Weeknight dinners can be stressful, and sometimes it is all you can do to get the main meal on the table, and you haven’t even had one single moment to think about dessert…In most families, weeknight desserts usually include whatever is available. We do everyhthing we can to skip it and pass on the extra calories, but you know that you are eventually going to face that “moment”…you know the one I mean, the one that hits you when you are watching your favorite cooking show and you start craving something sweet. You run around the kitchen and are faced with the dilemma that the kids ate the last cookie, the hubby finished all of the ice cream and you are having a moment of senility and can’t remember where you hid your stash of dark chocolate…am I right? So, what’s a girl to do?
I know, I know, I hear it all the time…you still want something healthy but yet decadent at the same time…I guess they will come up with that magic dessert when they come up with that magic pill that will help melt all of those extra calories overnight, right?
Well, how about just a little bit of decadence? I’m thinking skip the ice cream and make a fluffy and creamy sabayon to go with all of that delicious fruit. Sabayon is actually a French term, but the Italians know this as zabaglione sauce. It can be made in both a sweet or savory variation, and is actually very easy to make. The sweet version reminds you a little of a soft and loose premium quality ice cream when it is chilled. This is a perfect dessert to try for any time, whether it is after a dinner at home with the family or an elegant dinner party. We use raw egg yolks in this recipe but don’t worry! They are cooked over a double boiler to 160°F, and then whipped until cool over an ice bath. It is best to serve it right away, but you can store it covered in the refrigerator for a few hours. Some people also fold in whipped cream, but I don’t think it is necessary. I have also heard of others folding whipped mascarpone cheese in situations where they had to make the sauce way ahead of time. The mascarpone gives it a little more body so it stays fluffy longer. Try the recipe and let me know what you think…
6 large yolks
1/4 cup – 1/2 cup granulated sugar (if you use the whipped cream or mascarpone cheese then use more sugar)
1 teaspoon of vanilla
4 Tablespoon of Marsala wine **(traditional)
1 teaspoon lemon or orange zest (optional)
4 oz or 1/2 cup whipped cream or 4 tablespoons whipped mascarpone cheese **optional
First, fill a large bowl with water and ice and set this aside.
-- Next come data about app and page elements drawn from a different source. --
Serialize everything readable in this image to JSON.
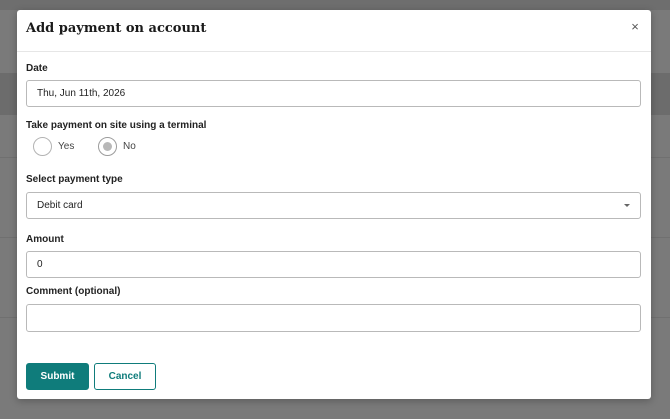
{
  "modal": {
    "title": "Add payment on account",
    "close_symbol": "×"
  },
  "date": {
    "label": "Date",
    "value": "Thu, Jun 11th, 2026"
  },
  "terminal": {
    "label": "Take payment on site using a terminal",
    "options": [
      {
        "label": "Yes",
        "checked": false
      },
      {
        "label": "No",
        "checked": true
      }
    ]
  },
  "payment_type": {
    "label": "Select payment type",
    "selected": "Debit card"
  },
  "amount": {
    "label": "Amount",
    "value": "0"
  },
  "comment": {
    "label": "Comment (optional)",
    "value": ""
  },
  "actions": {
    "submit_label": "Submit",
    "cancel_label": "Cancel"
  },
  "colors": {
    "accent": "#0f7c7b",
    "overlay": "#7a7a7a"
  }
}
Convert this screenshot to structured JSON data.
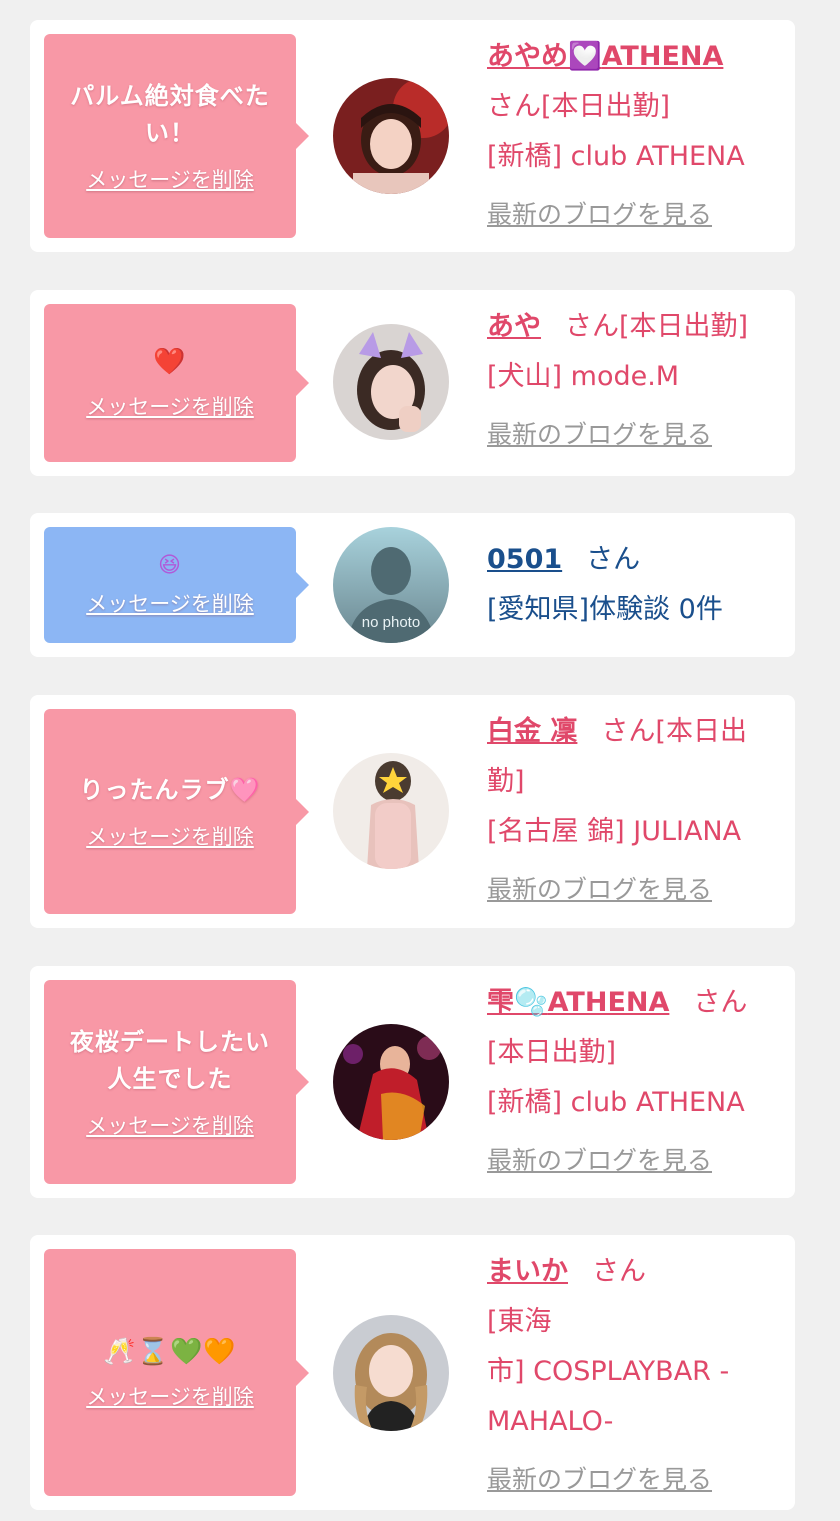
{
  "delete_label": "メッセージを削除",
  "blog_label": "最新のブログを見る",
  "san": "さん",
  "cards": [
    {
      "message": "パルム絶対食べたい！",
      "name_pre": "あやめ",
      "name_icon": "💟",
      "name_post": "ATHENA",
      "status": "さん[本日出勤]",
      "shop": "[新橋] club ATHENA"
    },
    {
      "message": "❤️",
      "name": "あや",
      "status": "さん[本日出勤]",
      "shop": "[犬山] mode.M"
    },
    {
      "message": "😆",
      "name": "0501",
      "san": "さん",
      "review": "[愛知県]体験談 0件",
      "no_photo": "no photo"
    },
    {
      "message": "りったんラブ🩷",
      "name": "白金 凜",
      "status_line1": "さん[本日出",
      "status_line2": "勤]",
      "shop": "[名古屋 錦] JULIANA"
    },
    {
      "message_line1": "夜桜デートしたい",
      "message_line2": "人生でした",
      "name_pre": "雫",
      "name_icon": "🫧",
      "name_post": "ATHENA",
      "san": "さん",
      "status": "[本日出勤]",
      "shop": "[新橋] club ATHENA"
    },
    {
      "message": "🥂⌛💚🧡",
      "name": "まいか",
      "san": "さん",
      "shop_line1": "[東海",
      "shop_line2": "市] COSPLAYBAR -",
      "shop_line3": "MAHALO-"
    }
  ]
}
Set up a double boiler on your stove top and make sure that the bowl that is sitting on top is not touching the hot water below in the pot. Add the yolks to the bowl and turn the heat on medium high and start whisking. The yolks will slowly get warmer, so keep on whisking and add a little sugar at a time until it is all incorporated. Continue to whip until the sabayon is very pale and registers 160°F on your thermometer. If you do not have a thermometer, you can tell when the sabayon has reached that temperature when you touch it with your finger and it feels very warm/almost hot, but not scalding hot. Make sure you continue whisking so as not to cook the yolks.
Cook at this temperature for a few minutes and then carefully remove the bowl from the double boiler and set it into the larger bowl that you have set aside that is half filled with ice water. Continue to whip until completely cool and ribbons form as it falls from the whisk.
Add the marsala wine or liquor of your choice plus the vanilla and serve immediately or cover and set in the refrigerator…but use within 2 hours. If you need to make this ahead of time, you can fold in some whipped mascarpone cheese before you cover and put it in the refrigerator. Or you can whip some cream and fold it in to the sauce to lighten it up right before serving.
Traditionally, sabayon is made with marsala wine, but you can use whatever you like. Many people use rum, brandy, cognac, grand marnier etc…I had both strawberries and orange segments, so I added 4 Tablespoons of grand marnier and 1 teaspoon of orange zest. Whatever you use, just make sure that the flavor of the liquor will compliment the fruit you are using.
***An original recipe from www.goodfoodgourmet.com